* ABOUT THIS TASK *
Determine the number of lines in the listing that contain "Objects". Write only that number.

= Beginning of Section =

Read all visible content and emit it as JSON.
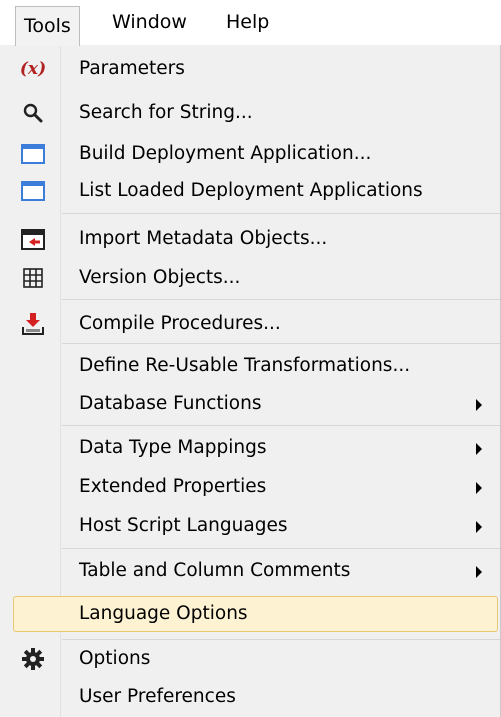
{
  "menubar": {
    "items": [
      {
        "label": "Tools"
      },
      {
        "label": "Window"
      },
      {
        "label": "Help"
      }
    ]
  },
  "menu": {
    "items": [
      {
        "label": "Parameters",
        "icon": "parameters-icon"
      },
      {
        "label": "Search for String...",
        "icon": "search-icon"
      },
      {
        "label": "Build Deployment Application...",
        "icon": "window-icon"
      },
      {
        "label": "List Loaded Deployment Applications",
        "icon": "window-icon"
      },
      {
        "label": "Import Metadata Objects...",
        "icon": "import-icon"
      },
      {
        "label": "Version Objects...",
        "icon": "grid-icon"
      },
      {
        "label": "Compile Procedures...",
        "icon": "compile-icon"
      },
      {
        "label": "Define Re-Usable Transformations..."
      },
      {
        "label": "Database Functions",
        "submenu": true
      },
      {
        "label": "Data Type Mappings",
        "submenu": true
      },
      {
        "label": "Extended Properties",
        "submenu": true
      },
      {
        "label": "Host Script Languages",
        "submenu": true
      },
      {
        "label": "Table and Column Comments",
        "submenu": true
      },
      {
        "label": "Language Options",
        "highlighted": true
      },
      {
        "label": "Options",
        "icon": "gear-icon"
      },
      {
        "label": "User Preferences"
      }
    ]
  },
  "colors": {
    "highlight_bg": "#fdf3d3",
    "highlight_border": "#e6c873",
    "menu_bg": "#f0f0f0",
    "icon_blue": "#3b7dd8",
    "icon_red": "#d42020"
  }
}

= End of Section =

* TASK SOLUTION *
2